Chances are good that you've had an idea that seems great, if only...something. If only you had more time, money or education then you could tackle that big dream. Maybe if your situation was a little different, then you could make a real impact. Most people stop dreaming at that point. They divert their attention to more "realistic" goals. When Kwasi Twumasi '16, a University of Northwestern MBA student, got an idea to build an orphanage in his home town of Dormaa, Ghana, he didn’t stop there. He went to God to tackle what seemed impossible.
Twumasi had no experience building orphanages but he was familiar with overcoming odds. He was born to parents who did not have a formal education and couldn't even tell him his birth date. He laughed as he explained how he estimated how old he was based on others who were born about that same time, "You basically have to figure it out."
There were times Twumasi would come home and there wouldn't be any food for him to eat and he usually walked to school without shoes on his feet. When he accepted Christ as an eighth grader, his life changed. At that time, his Christian friends introduced him to the possibility of secondary school.
Twumasi was driven by the realization that education was his only chance to escape poverty. In Ghana's rural areas, it is not uncommon for a child to miss out on an education, simply because families cannot afford the $20 uniform. Twumasi relied on the support of loved ones and hard work to pursue his studies in electrical engineering, eventually traveling to the U.S. to get his master's degree.
"I just prayed to God. I didn’t even know how I was going to pay my school fees. A few friends helped me. I worked very hard and the first semester, I got straight 'A's. [The school] asked me to teach first year college algebra and...they paid me and I used my money to pay my school fees."
After graduating with his master's degree in engineering in 2005, Twumasi moved to Fridley, Minnesota to work for Cummins Inc..
Soon after the move to Minnesota, tragedy struck Twumasi's family. His brother-in-law and sister, who both lived in Ghana, became severely ill and his brother-in-law died. The AIDs epidemic had claimed another victim. Through this painful situation, Twumasi was moved to act.
"At a point I just said, 'ok if my sister is in this situation, what happens to her children?' In my area that I come from, Dormaa has about 20-22,000 people. There is no orphanage there. There is no place where children can be taken so that someone can take care of them. So I decided to do something about it."
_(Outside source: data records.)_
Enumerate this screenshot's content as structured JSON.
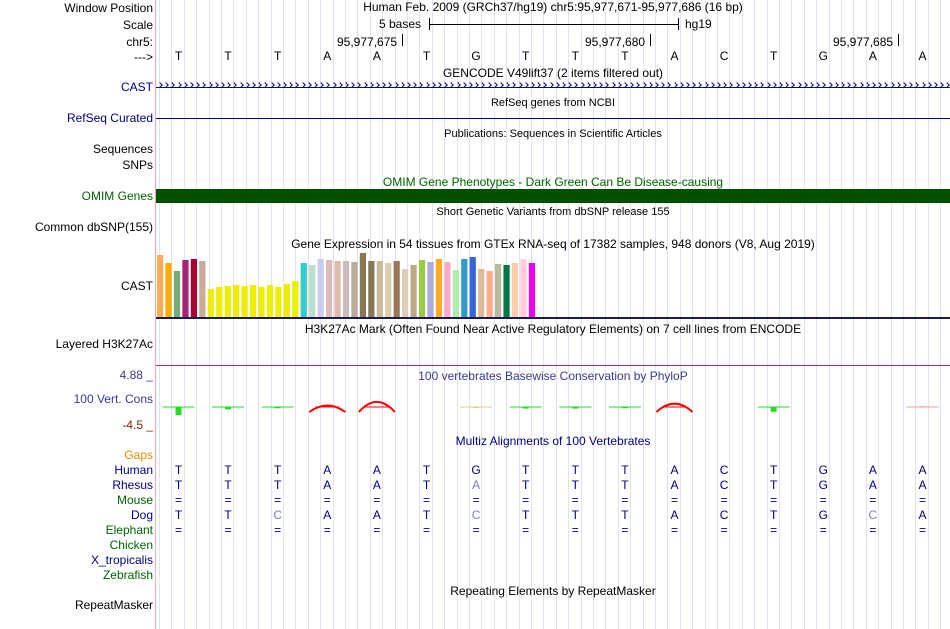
{
  "labels": {
    "window_position": "Window Position",
    "scale": "Scale",
    "chrom": "chr5:",
    "strand": "--->",
    "cast_gencode": "CAST",
    "refseq": "RefSeq Curated",
    "sequences": "Sequences",
    "snps": "SNPs",
    "omim": "OMIM Genes",
    "dbsnp": "Common dbSNP(155)",
    "cast_gtex": "CAST",
    "h3k27ac": "Layered H3K27Ac",
    "cons_max": "4.88 _",
    "cons": "100 Vert. Cons",
    "cons_min": "-4.5 _",
    "gaps": "Gaps",
    "repeatmasker": "RepeatMasker"
  },
  "header": {
    "position_text": "Human Feb. 2009 (GRCh37/hg19)   chr5:95,977,671-95,977,686 (16 bp)",
    "scale_label": "5 bases",
    "assembly": "hg19",
    "ticks": [
      "95,977,675",
      "95,977,680",
      "95,977,685"
    ]
  },
  "sequence": [
    "T",
    "T",
    "T",
    "A",
    "A",
    "T",
    "G",
    "T",
    "T",
    "T",
    "A",
    "C",
    "T",
    "G",
    "A",
    "A"
  ],
  "tracks": {
    "gencode_title": "GENCODE V49lift37 (2 items filtered out)",
    "refseq_title": "RefSeq genes from NCBI",
    "publications_title": "Publications: Sequences in Scientific Articles",
    "omim_title": "OMIM Gene Phenotypes - Dark Green Can Be Disease-causing",
    "dbsnp_title": "Short Genetic Variants from dbSNP release 155",
    "gtex_title": "Gene Expression in 54 tissues from GTEx RNA-seq of 17382 samples, 948 donors (V8, Aug 2019)",
    "h3k27ac_title": "H3K27Ac Mark (Often Found Near Active Regulatory Elements) on 7 cell lines from ENCODE",
    "phylop_title": "100 vertebrates Basewise Conservation by PhyloP",
    "multiz_title": "Multiz Alignments of 100 Vertebrates",
    "repeatmasker_title": "Repeating Elements by RepeatMasker"
  },
  "gtex_bars": [
    {
      "v": 62,
      "c": "#ffaa55"
    },
    {
      "v": 54,
      "c": "#ffaa00"
    },
    {
      "v": 46,
      "c": "#77aa77"
    },
    {
      "v": 57,
      "c": "#aa2277"
    },
    {
      "v": 58,
      "c": "#aa0033"
    },
    {
      "v": 56,
      "c": "#ccaa99"
    },
    {
      "v": 28,
      "c": "#eeee00"
    },
    {
      "v": 30,
      "c": "#eeee00"
    },
    {
      "v": 31,
      "c": "#eeee00"
    },
    {
      "v": 32,
      "c": "#eeee00"
    },
    {
      "v": 31,
      "c": "#eeee00"
    },
    {
      "v": 32,
      "c": "#eeee00"
    },
    {
      "v": 30,
      "c": "#eeee00"
    },
    {
      "v": 32,
      "c": "#eeee00"
    },
    {
      "v": 30,
      "c": "#eeee00"
    },
    {
      "v": 33,
      "c": "#eeee00"
    },
    {
      "v": 36,
      "c": "#eeee00"
    },
    {
      "v": 54,
      "c": "#33cccc"
    },
    {
      "v": 52,
      "c": "#bbddcc"
    },
    {
      "v": 58,
      "c": "#ccccee"
    },
    {
      "v": 57,
      "c": "#ddbbbb"
    },
    {
      "v": 56,
      "c": "#ddbbaa"
    },
    {
      "v": 56,
      "c": "#ccbbbb"
    },
    {
      "v": 55,
      "c": "#bbaa99"
    },
    {
      "v": 64,
      "c": "#887755"
    },
    {
      "v": 56,
      "c": "#887755"
    },
    {
      "v": 56,
      "c": "#ccbb99"
    },
    {
      "v": 54,
      "c": "#ddccaa"
    },
    {
      "v": 56,
      "c": "#997755"
    },
    {
      "v": 48,
      "c": "#ddccbb"
    },
    {
      "v": 52,
      "c": "#bbaa88"
    },
    {
      "v": 57,
      "c": "#99cc44"
    },
    {
      "v": 55,
      "c": "#aaaadd"
    },
    {
      "v": 58,
      "c": "#ffaa22"
    },
    {
      "v": 55,
      "c": "#ffaacc"
    },
    {
      "v": 47,
      "c": "#aaeeaa"
    },
    {
      "v": 58,
      "c": "#3399cc"
    },
    {
      "v": 60,
      "c": "#3366dd"
    },
    {
      "v": 48,
      "c": "#ddbb99"
    },
    {
      "v": 46,
      "c": "#ffaa88"
    },
    {
      "v": 53,
      "c": "#bbbb99"
    },
    {
      "v": 52,
      "c": "#007744"
    },
    {
      "v": 54,
      "c": "#ffccaa"
    },
    {
      "v": 58,
      "c": "#ffccdd"
    },
    {
      "v": 54,
      "c": "#ee00ee"
    }
  ],
  "phylop": [
    {
      "pos": 0,
      "v": -0.5,
      "c": "#22dd22"
    },
    {
      "pos": 1,
      "v": -0.15,
      "c": "#22dd22"
    },
    {
      "pos": 2,
      "v": -0.08,
      "c": "#22dd22"
    },
    {
      "pos": 3,
      "v": 0.5,
      "c": "#ff0000"
    },
    {
      "pos": 4,
      "v": 0.9,
      "c": "#ff0000"
    },
    {
      "pos": 6,
      "v": -0.06,
      "c": "#ddcc88"
    },
    {
      "pos": 7,
      "v": -0.1,
      "c": "#22dd22"
    },
    {
      "pos": 8,
      "v": -0.1,
      "c": "#22dd22"
    },
    {
      "pos": 9,
      "v": -0.08,
      "c": "#22dd22"
    },
    {
      "pos": 10,
      "v": 0.7,
      "c": "#ff0000"
    },
    {
      "pos": 12,
      "v": -0.3,
      "c": "#22dd22"
    },
    {
      "pos": 15,
      "v": 0.05,
      "c": "#ff9999"
    }
  ],
  "multiz": {
    "species": [
      {
        "name": "Human",
        "color": "#000080"
      },
      {
        "name": "Rhesus",
        "color": "#000080"
      },
      {
        "name": "Mouse",
        "color": "#006400"
      },
      {
        "name": "Dog",
        "color": "#000080"
      },
      {
        "name": "Elephant",
        "color": "#006400"
      },
      {
        "name": "Chicken",
        "color": "#006400"
      },
      {
        "name": "X_tropicalis",
        "color": "#000080"
      },
      {
        "name": "Zebrafish",
        "color": "#006400"
      }
    ],
    "rows": [
      [
        "T",
        "T",
        "T",
        "A",
        "A",
        "T",
        "G",
        "T",
        "T",
        "T",
        "A",
        "C",
        "T",
        "G",
        "A",
        "A"
      ],
      [
        "T",
        "T",
        "T",
        "A",
        "A",
        "T",
        "A",
        "T",
        "T",
        "T",
        "A",
        "C",
        "T",
        "G",
        "A",
        "A"
      ],
      [
        "=",
        "=",
        "=",
        "=",
        "=",
        "=",
        "=",
        "=",
        "=",
        "=",
        "=",
        "=",
        "=",
        "=",
        "=",
        "="
      ],
      [
        "T",
        "T",
        "C",
        "A",
        "A",
        "T",
        "C",
        "T",
        "T",
        "T",
        "A",
        "C",
        "T",
        "G",
        "C",
        "A"
      ],
      [
        "=",
        "=",
        "=",
        "=",
        "=",
        "=",
        "=",
        "=",
        "=",
        "=",
        "=",
        "=",
        "=",
        "=",
        "=",
        "="
      ],
      [],
      [],
      []
    ],
    "mismatch": [
      [],
      [
        6
      ],
      [],
      [
        2,
        6,
        14
      ],
      [],
      [],
      [],
      []
    ]
  },
  "colors": {
    "navy": "#000080",
    "gencode_line": "#0c0c78",
    "omim_bar": "#005000",
    "omim_text": "#006400",
    "gaps": "#e58a00",
    "phylop_text": "#3a3a8a",
    "cons_min": "#8b2200",
    "mismatch": "#7c7cc8"
  }
}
Just an "ordinary engineer"
From that point on, Twumasi's story became a parable—teaching the virtue of persistence. Little by little, he saved his own money to buy a plot of land for $3,000. He drew up a design for a building and asked a friend if he knew an architect who could create the blueprint.
"When I went to the land and registered it, I said I don’t have the money. I'm not rich. I'm just an ordinary engineer but I am determined to build gradually; each year I will do something. So the first year I did the foundation. The following year, we built the main structure. In 2013 we continued up to the roof point. In 2014 we roofed the whole building. Then we started plastering and putting windows in and electrical wiring and plumbing."
Word spread to Twumasi's friends and coworkers about his project. People began giving money to help him achieve the next stages of the construction. In Africa, a little money can go a long way. "Sometimes people ask me how [am I] going to take care of the children," Twumasi said. "I say that is the cheapest thing!" With the purchasing power of the American dollar in Africa, Twumasi estimates that it would take just $7,000 per year to pay a small staff and provide essentials for a group of 50 children.
Faith as the foundation
Building the orphanage has been a practice of walking in faith, step by step. "We come to a point that we have to roof, and we need to spend close to $10,000—wow! How do we get $10,000?" Twumasi said as he recalled the feeling of coming upon a seemingly insurmountable hurdle.
"It is not us who are doing it. It is God doing it through us."
"I just pray, sometimes I fast, and tell God this is what I want to do. Sometimes I write emails and letters to friends letting them know we are doing a financial campaign, letting them know this is where we are if anybody can help us with this. People give $20 or $10. Some people have given $500 or $1000 before. Then you put this together and you say 'Ok, let’s go roof this.' Before you realize, that chapter is done and you move on to another chapter. That is how it is. It is not us who are doing it. It is God doing it through us. If you think you are doing it, you’d be mistaken. ...You just have to make yourself like an instrument. Don’t be afraid that the dream is too big or that you won't get the money. Every time the thought has come to me, I say 'Satan, He who has started a good work, will complete it.' So I’m not afraid. The one who helped me start it, He will accomplish."
And God has been faithful in bringing the project to completion. In 2009, Twumasi established the Dormaa Children's Home as a non-profit organization. With God's grace, working through the generosity of friends and coworkers, Twumasi is planning to furnish the orphanage and purchase kitchen appliances this summer and open the doors in the fall. In less than 10 years, God has brought to fruition a dream that was planted in the heart of a servant who remained faithful to the calling.
What work does God want to complete in you? Perhaps it is time to revisit that dream that seemed too big. By God's grace, yesterday's improbable calling can become tomorrow's testimony, if only we live faithfully today.